A month ago, I participated in the Presenting the Past Colloquium organized by Peopling the Past. The colloquium was held in Vancouver, British Columbia from March 23-25, 2023. The day before the colloquium started, I was also asked to organize a workshop on some topic related to pedagogy for the Ancient Mediterranean and Near Eastern Studies (AMNE) department at the University of British Columbia. The topic I chose was rubrics.
In all honesty, I’ve never been the instructor of record for a course before. Therefore, I rarely had any agency over the grading scheme used in those courses.
As a graduate student I was a teaching assistant for five courses and only two incorporated rubrics. In this week’s post, I want to reflect on my experience with rubrics; how rubrics fit into my overall teaching philosophy; and some of the major takeaways from the workshop I facilitated at UBC.
There are a lot of examinations while earning a PhD. Many line up with major milestones of the degree. In general, these are: comprehensive exams, preliminary exams, and a thesis defense.
Of those, the defense was the most emotionally and mentally challenging.
The reasons why are summarized nicely in a blog post by Albert Kuo. Giving a public presentation, not wanting to disappoint anyone (especially your dissertation chair), and the unknowns of the closed-door session are all extremely anxiety-inducing.
In this week’s post, I’m revisiting that harrowing time in the hopes that it will help others going into this process for the first time.
Do you ever look back on your grad school journey and wonder how the heck you made it so far? Well, now that I’ve successfully defended my dissertation, that’s where I’m at.
I’m not sure how I made it through the last seven years. I do, however, have a better sense of what it took to finish the dissertation. In this post, I am sharing 6 things I learned in the last few months of writing my dissertation.
It should be unsurprising to anyone who knows me when I say that fieldwork plays a big role in my success as an academic. This is because I’m an archaeologist who specializes in ancient Greece. My fieldwork requires me to travel abroad for several weeks to months at a time each year, usually in the summer.

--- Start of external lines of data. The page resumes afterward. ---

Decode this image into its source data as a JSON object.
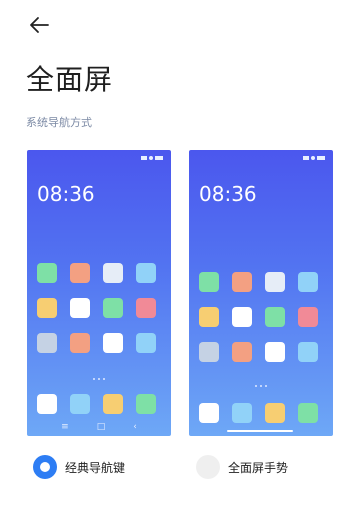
{
  "header": {
    "back_icon": "arrow-left-icon",
    "title": "全面屏"
  },
  "section_label": "系统导航方式",
  "previews": [
    {
      "name": "classic",
      "time": "08:36",
      "nav": {
        "menu": "≡",
        "home": "□",
        "back": "‹"
      },
      "tiles": [
        "#7ee0a6",
        "#f3a082",
        "#e6edf7",
        "#91d2f8",
        "#f7ce72",
        "#ffffff",
        "#7ee0a6",
        "#f18a97",
        "#c5d2e4",
        "#f3a082",
        "#ffffff",
        "#91d2f8"
      ],
      "dock": [
        "#ffffff",
        "#91d2f8",
        "#f7ce72",
        "#7ee0a6"
      ]
    },
    {
      "name": "gesture",
      "time": "08:36",
      "tiles": [
        "#7ee0a6",
        "#f3a082",
        "#e6edf7",
        "#91d2f8",
        "#f7ce72",
        "#ffffff",
        "#7ee0a6",
        "#f18a97",
        "#c5d2e4",
        "#f3a082",
        "#ffffff",
        "#91d2f8"
      ],
      "dock": [
        "#ffffff",
        "#91d2f8",
        "#f7ce72",
        "#7ee0a6"
      ]
    }
  ],
  "options": [
    {
      "label": "经典导航键",
      "selected": true
    },
    {
      "label": "全面屏手势",
      "selected": false
    }
  ],
  "colors": {
    "accent": "#2d7df4"
  }
}
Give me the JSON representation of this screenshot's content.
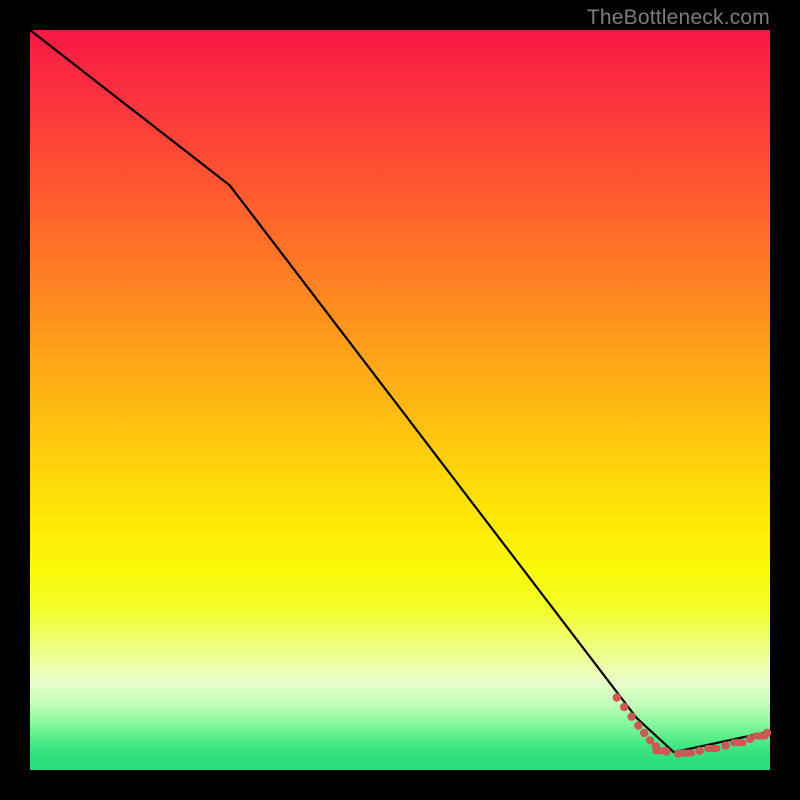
{
  "watermark": "TheBottleneck.com",
  "colors": {
    "background": "#000000",
    "curve": "#000000",
    "marker": "#cb5a55",
    "gradient_top": "#f91844",
    "gradient_bottom": "#28dc79"
  },
  "chart_data": {
    "type": "line",
    "title": "",
    "xlabel": "",
    "ylabel": "",
    "xlim": [
      0,
      100
    ],
    "ylim": [
      0,
      100
    ],
    "grid": false,
    "legend": false,
    "curve_points_xy": [
      [
        0,
        100
      ],
      [
        27,
        79
      ],
      [
        82,
        7
      ],
      [
        87,
        2.4
      ],
      [
        100,
        5.2
      ]
    ],
    "marker_dots_xy": [
      [
        79.3,
        9.8
      ],
      [
        80.3,
        8.5
      ],
      [
        81.3,
        7.2
      ],
      [
        82.2,
        6.0
      ],
      [
        83.0,
        5.0
      ],
      [
        83.8,
        4.0
      ],
      [
        84.6,
        3.2
      ],
      [
        86.0,
        2.5
      ],
      [
        87.6,
        2.2
      ],
      [
        90.5,
        2.6
      ],
      [
        94.0,
        3.3
      ],
      [
        97.3,
        4.2
      ],
      [
        99.6,
        5.0
      ]
    ],
    "marker_dashes_xy": [
      [
        85.2,
        2.6
      ],
      [
        88.8,
        2.3
      ],
      [
        92.2,
        2.9
      ],
      [
        95.7,
        3.7
      ],
      [
        98.7,
        4.6
      ]
    ]
  }
}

I am very sad that I haven’t gone to Greece in nearly two years. The reluctance of some of my colleagues to cancel field projects and research trips in light of the ever-changing COVID situation has also been surprising.
I get it, I do. The last year was a total setback for many archaeological projects, including my own. My dissertation has taken a new path thanks to the fact that I couldn’t do fieldwork last summer, despite my best laid plans.

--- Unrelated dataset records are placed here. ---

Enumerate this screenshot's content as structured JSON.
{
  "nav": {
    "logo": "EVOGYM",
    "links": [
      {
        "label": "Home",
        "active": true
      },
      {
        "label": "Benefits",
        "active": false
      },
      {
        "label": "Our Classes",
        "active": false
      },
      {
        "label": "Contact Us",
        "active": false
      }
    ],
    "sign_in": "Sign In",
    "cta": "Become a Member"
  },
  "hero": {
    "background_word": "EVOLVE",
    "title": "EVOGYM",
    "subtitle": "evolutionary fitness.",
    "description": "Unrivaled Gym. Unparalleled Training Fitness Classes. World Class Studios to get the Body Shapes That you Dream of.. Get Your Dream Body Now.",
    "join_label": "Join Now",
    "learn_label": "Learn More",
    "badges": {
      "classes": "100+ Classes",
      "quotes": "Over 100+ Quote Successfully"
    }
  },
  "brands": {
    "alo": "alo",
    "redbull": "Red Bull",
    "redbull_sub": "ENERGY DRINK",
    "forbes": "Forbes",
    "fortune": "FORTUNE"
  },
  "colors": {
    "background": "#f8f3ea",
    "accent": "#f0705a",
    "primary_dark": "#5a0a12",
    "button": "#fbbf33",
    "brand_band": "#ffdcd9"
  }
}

But is getting that dissertation done or that excavation going more important than the lives of the people who live in your destination country?
The answer should be simple: no, it’s not.
The challenges to admitting this are many. It’s no secret that many programs and departments have grappled with how to deal with funding and time to degree for those of us whose research got derailed by the pandemic.
Some places, such as at Michigan, have found ways to support students needing extra time to finish, which lessens the burden on students scrambling to secure support elsewhere. However, I know this isn’t the case everywhere.